• [TRY IT]: Count the lines below that contain the word "личная". Give only the number.

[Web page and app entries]
*** Begin section ***

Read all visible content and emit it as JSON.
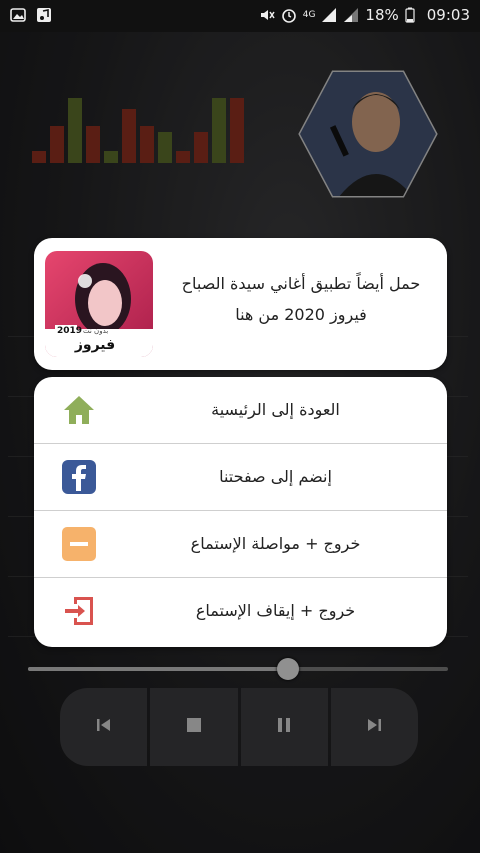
{
  "status_bar": {
    "signal_label": "4G",
    "battery": "18%",
    "time": "09:03"
  },
  "player": {
    "equalizer_colors": [
      "#8b2e1f",
      "#8b2e1f",
      "#5a6b2a",
      "#8b2e1f",
      "#5a6b2a",
      "#8b2e1f",
      "#8b2e1f",
      "#5a6b2a",
      "#8b2e1f",
      "#8b2e1f",
      "#5a6b2a",
      "#8b2e1f"
    ],
    "equalizer_levels": [
      0.18,
      0.55,
      0.95,
      0.55,
      0.18,
      0.8,
      0.55,
      0.45,
      0.18,
      0.45,
      0.95,
      0.95
    ],
    "progress_fraction": 0.62,
    "controls": [
      "previous-icon",
      "stop-icon",
      "pause-icon",
      "next-icon"
    ]
  },
  "promo": {
    "text": "حمل أيضاً تطبيق أغاني سيدة الصباح فيروز 2020 من هنا",
    "image_year": "2019",
    "image_caption": "فيروز",
    "image_subcaption": "بدون نت"
  },
  "menu": {
    "items": [
      {
        "label": "العودة إلى الرئيسية",
        "icon": "home-icon",
        "color": "#8fae5a"
      },
      {
        "label": "إنضم إلى صفحتنا",
        "icon": "facebook-icon",
        "color": "#3b5998"
      },
      {
        "label": "خروج + مواصلة الإستماع",
        "icon": "minimize-icon",
        "color": "#f6b26b"
      },
      {
        "label": "خروج + إيقاف الإستماع",
        "icon": "exit-icon",
        "color": "#d9534f"
      }
    ]
  }
}
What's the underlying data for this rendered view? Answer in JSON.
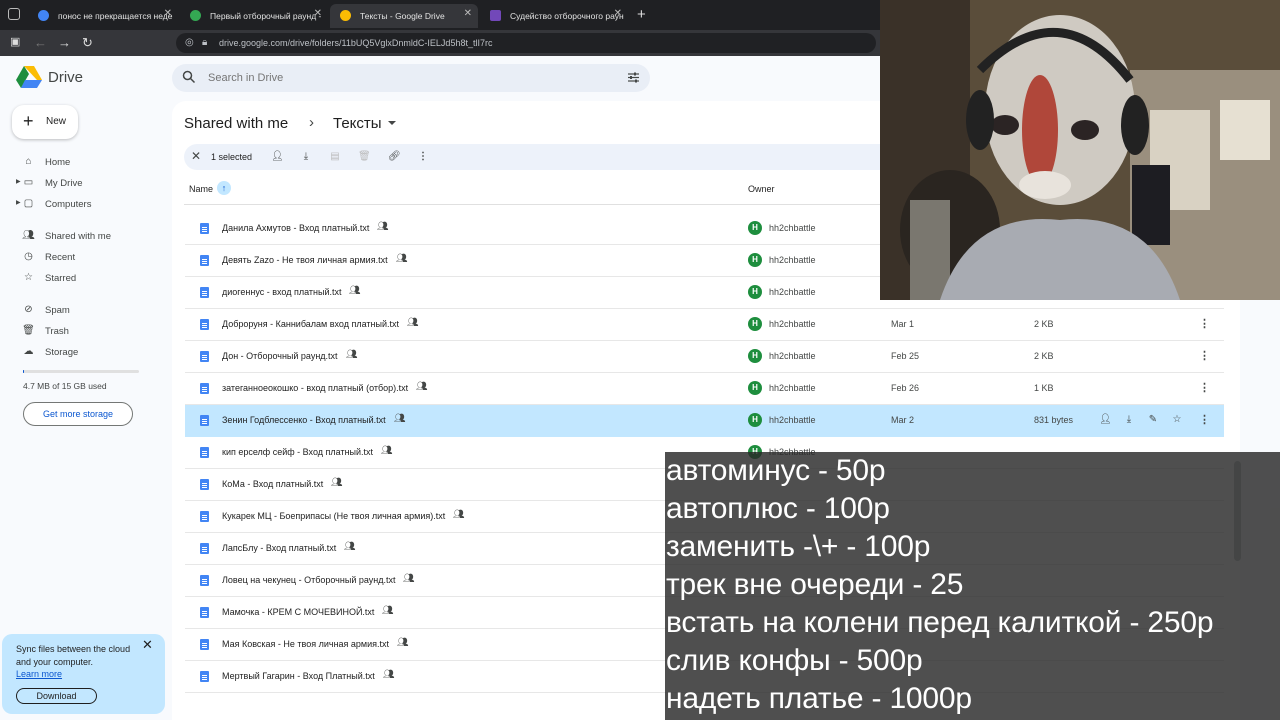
{
  "browser": {
    "tabs": [
      {
        "title": "понос не прекращается неде",
        "favicon_color": "#4285f4",
        "active": false
      },
      {
        "title": "Первый отборочный раунд -",
        "favicon_color": "#34a853",
        "active": false
      },
      {
        "title": "Тексты - Google Drive",
        "favicon_color": "#fbbc04",
        "active": true
      },
      {
        "title": "Судейство отборочного раун",
        "favicon_color": "#7248b9",
        "active": false
      }
    ],
    "url": "drive.google.com/drive/folders/11bUQ5VglxDnmldC-IELJd5h8t_tlI7rc"
  },
  "drive": {
    "app_name": "Drive",
    "search_placeholder": "Search in Drive",
    "new_label": "New",
    "nav": [
      {
        "label": "Home",
        "icon": "home-icon"
      },
      {
        "label": "My Drive",
        "icon": "my-drive-icon"
      },
      {
        "label": "Computers",
        "icon": "computers-icon"
      },
      {
        "label": "Shared with me",
        "icon": "shared-icon"
      },
      {
        "label": "Recent",
        "icon": "recent-icon"
      },
      {
        "label": "Starred",
        "icon": "star-icon"
      },
      {
        "label": "Spam",
        "icon": "spam-icon"
      },
      {
        "label": "Trash",
        "icon": "trash-icon"
      },
      {
        "label": "Storage",
        "icon": "cloud-icon"
      }
    ],
    "storage_used": "4.7 MB of 15 GB used",
    "storage_fraction": 0.0003,
    "get_storage_label": "Get more storage",
    "promo": {
      "text": "Sync files between the cloud and your computer.",
      "link": "Learn more",
      "button": "Download"
    },
    "breadcrumb": {
      "parent": "Shared with me",
      "current": "Тексты"
    },
    "selection": {
      "count_label": "1 selected"
    },
    "columns": {
      "name": "Name",
      "owner": "Owner"
    },
    "files": [
      {
        "name": "Данила Ахмутов - Вход платный.txt",
        "owner": "hh2chbattle",
        "date": "",
        "size": ""
      },
      {
        "name": "Девять Zazo - Не твоя личная армия.txt",
        "owner": "hh2chbattle",
        "date": "",
        "size": ""
      },
      {
        "name": "диогеннус - вход платный.txt",
        "owner": "hh2chbattle",
        "date": "",
        "size": ""
      },
      {
        "name": "Доброруня - Каннибалам вход платный.txt",
        "owner": "hh2chbattle",
        "date": "Mar 1",
        "size": "2 KB"
      },
      {
        "name": "Дон - Отборочный раунд.txt",
        "owner": "hh2chbattle",
        "date": "Feb 25",
        "size": "2 KB"
      },
      {
        "name": "затеганноеокошко - вход платный (отбор).txt",
        "owner": "hh2chbattle",
        "date": "Feb 26",
        "size": "1 KB"
      },
      {
        "name": "Зенин Годблессенко - Вход платный.txt",
        "owner": "hh2chbattle",
        "date": "Mar 2",
        "size": "831 bytes",
        "selected": true
      },
      {
        "name": "кип ерселф сейф - Вход платный.txt",
        "owner": "hh2chbattle",
        "date": "",
        "size": ""
      },
      {
        "name": "КоМа - Вход платный.txt",
        "owner": "",
        "date": "",
        "size": ""
      },
      {
        "name": "Кукарек МЦ - Боеприпасы (Не твоя личная армия).txt",
        "owner": "",
        "date": "",
        "size": ""
      },
      {
        "name": "ЛапсБлу - Вход платный.txt",
        "owner": "",
        "date": "",
        "size": ""
      },
      {
        "name": "Ловец на чекунец - Отборочный раунд.txt",
        "owner": "",
        "date": "",
        "size": ""
      },
      {
        "name": "Мамочка - КРЕМ С МОЧЕВИНОЙ.txt",
        "owner": "",
        "date": "",
        "size": ""
      },
      {
        "name": "Мая Ковская - Не твоя личная армия.txt",
        "owner": "",
        "date": "",
        "size": ""
      },
      {
        "name": "Мертвый Гагарин - Вход Платный.txt",
        "owner": "",
        "date": "",
        "size": ""
      }
    ]
  },
  "overlay_lines": [
    "автоминус - 50р",
    "автоплюс - 100р",
    "заменить -\\+ - 100р",
    "трек вне очереди - 25",
    "встать на колени перед калиткой - 250р",
    "слив конфы - 500р",
    "надеть платье - 1000р"
  ]
}
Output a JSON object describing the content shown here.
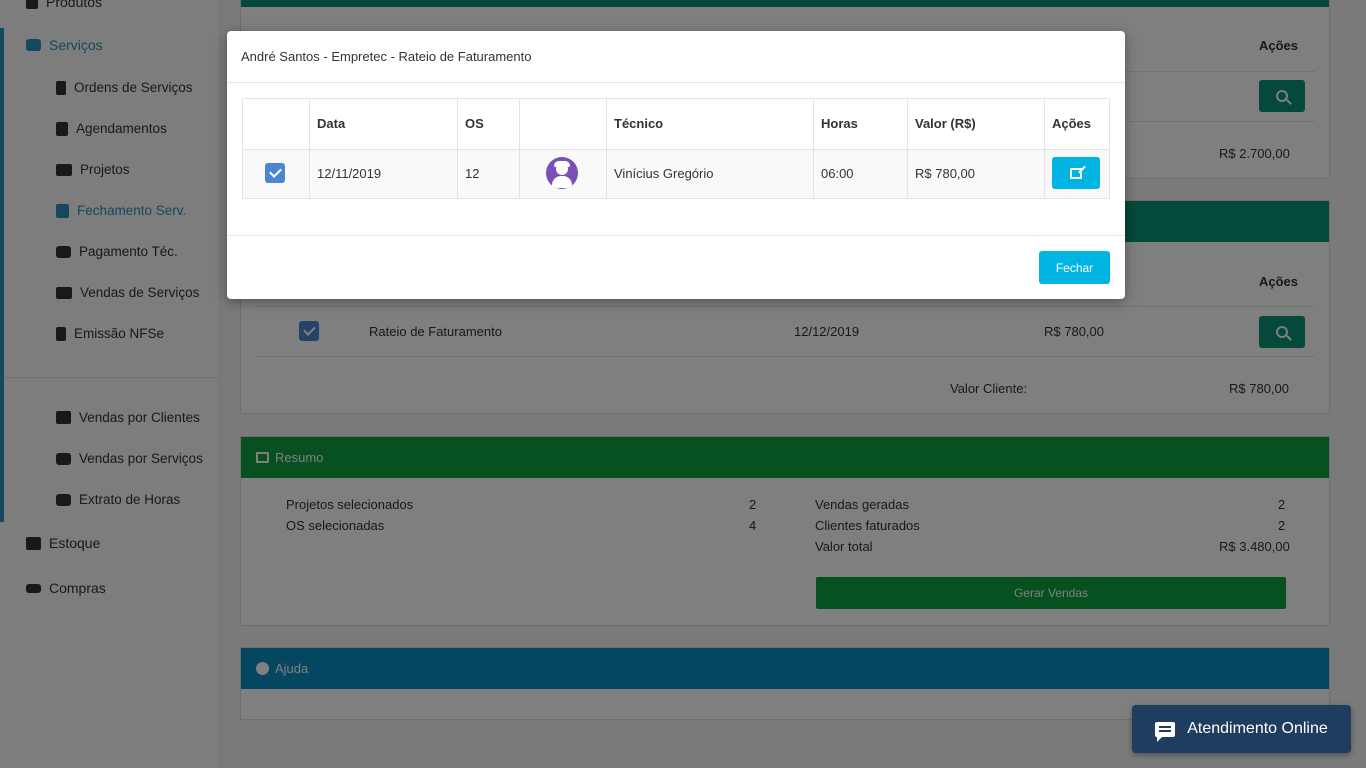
{
  "sidebar": {
    "top_items": [
      {
        "label": "Produtos"
      },
      {
        "label": "Serviços"
      }
    ],
    "sub_items": [
      {
        "label": "Ordens de Serviços"
      },
      {
        "label": "Agendamentos"
      },
      {
        "label": "Projetos"
      },
      {
        "label": "Fechamento Serv."
      },
      {
        "label": "Pagamento Téc."
      },
      {
        "label": "Vendas de Serviços"
      },
      {
        "label": "Emissão NFSe"
      }
    ],
    "report_items": [
      {
        "label": "Vendas por Clientes"
      },
      {
        "label": "Vendas por Serviços"
      },
      {
        "label": "Extrato de Horas"
      }
    ],
    "bottom_items": [
      {
        "label": "Estoque"
      },
      {
        "label": "Compras"
      }
    ],
    "accent_color": "#2a8fbd"
  },
  "background": {
    "card1": {
      "acoes_header": "Ações",
      "total": "R$ 2.700,00"
    },
    "card2": {
      "acoes_header": "Ações",
      "row": {
        "descricao": "Rateio de Faturamento",
        "data": "12/12/2019",
        "valor": "R$ 780,00"
      },
      "valor_cliente_label": "Valor Cliente:",
      "valor_cliente": "R$ 780,00"
    },
    "resumo": {
      "title": "Resumo",
      "projetos_label": "Projetos selecionados",
      "projetos": "2",
      "os_label": "OS selecionadas",
      "os": "4",
      "vendas_label": "Vendas geradas",
      "vendas": "2",
      "clientes_label": "Clientes faturados",
      "clientes": "2",
      "total_label": "Valor total",
      "total": "R$ 3.480,00",
      "button": "Gerar Vendas"
    },
    "ajuda": {
      "title": "Ajuda"
    }
  },
  "modal": {
    "title": "André Santos - Empretec - Rateio de Faturamento",
    "columns": [
      "Data",
      "OS",
      "",
      "Técnico",
      "Horas",
      "Valor (R$)",
      "Ações"
    ],
    "row": {
      "data": "12/11/2019",
      "os": "12",
      "tecnico": "Vinícius Gregório",
      "horas": "06:00",
      "valor": "R$ 780,00"
    },
    "close_button": "Fechar"
  },
  "chat": {
    "label": "Atendimento Online"
  },
  "colors": {
    "teal": "#0a9374",
    "green": "#0fa03f",
    "blue": "#0b8fc1",
    "cyan": "#00b5e2",
    "chat": "#1f3d5e"
  }
}
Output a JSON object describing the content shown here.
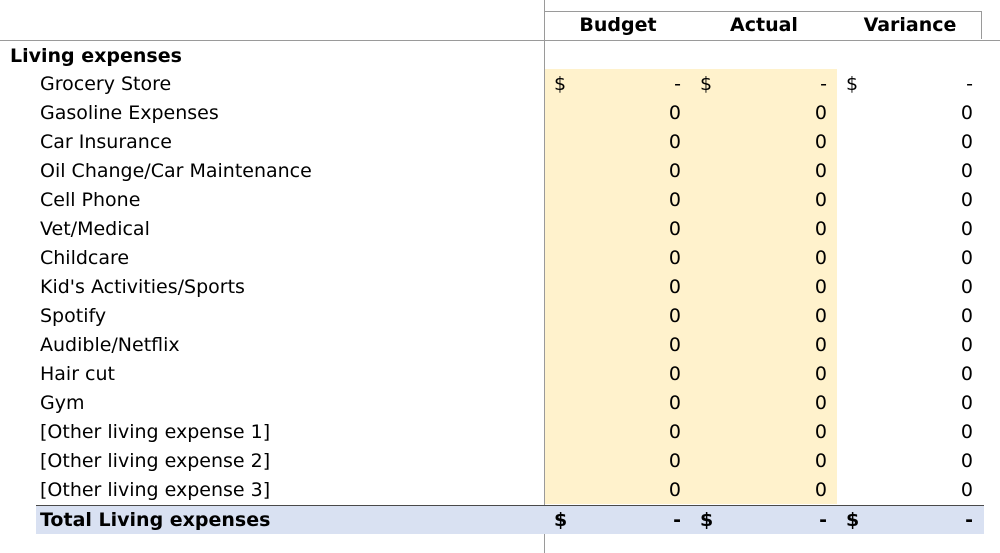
{
  "header": {
    "budget": "Budget",
    "actual": "Actual",
    "variance": "Variance"
  },
  "section": {
    "title": "Living expenses"
  },
  "rows": [
    {
      "label": "Grocery Store",
      "budget": "-",
      "actual": "-",
      "variance": "-",
      "currency": "$"
    },
    {
      "label": "Gasoline Expenses",
      "budget": "0",
      "actual": "0",
      "variance": "0"
    },
    {
      "label": "Car Insurance",
      "budget": "0",
      "actual": "0",
      "variance": "0"
    },
    {
      "label": "Oil Change/Car Maintenance",
      "budget": "0",
      "actual": "0",
      "variance": "0"
    },
    {
      "label": "Cell Phone",
      "budget": "0",
      "actual": "0",
      "variance": "0"
    },
    {
      "label": "Vet/Medical",
      "budget": "0",
      "actual": "0",
      "variance": "0"
    },
    {
      "label": "Childcare",
      "budget": "0",
      "actual": "0",
      "variance": "0"
    },
    {
      "label": "Kid's Activities/Sports",
      "budget": "0",
      "actual": "0",
      "variance": "0"
    },
    {
      "label": "Spotify",
      "budget": "0",
      "actual": "0",
      "variance": "0"
    },
    {
      "label": "Audible/Netflix",
      "budget": "0",
      "actual": "0",
      "variance": "0"
    },
    {
      "label": "Hair cut",
      "budget": "0",
      "actual": "0",
      "variance": "0"
    },
    {
      "label": "Gym",
      "budget": "0",
      "actual": "0",
      "variance": "0"
    },
    {
      "label": "[Other living expense 1]",
      "budget": "0",
      "actual": "0",
      "variance": "0"
    },
    {
      "label": "[Other living expense 2]",
      "budget": "0",
      "actual": "0",
      "variance": "0"
    },
    {
      "label": "[Other living expense 3]",
      "budget": "0",
      "actual": "0",
      "variance": "0"
    }
  ],
  "total": {
    "label": "Total Living expenses",
    "currency": "$",
    "budget": "-",
    "actual": "-",
    "variance": "-"
  },
  "colors": {
    "input_fill": "#fff2cc",
    "total_fill": "#d9e1f2",
    "grid": "#9a9a9a"
  }
}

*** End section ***

• [THE ANSWER]: 3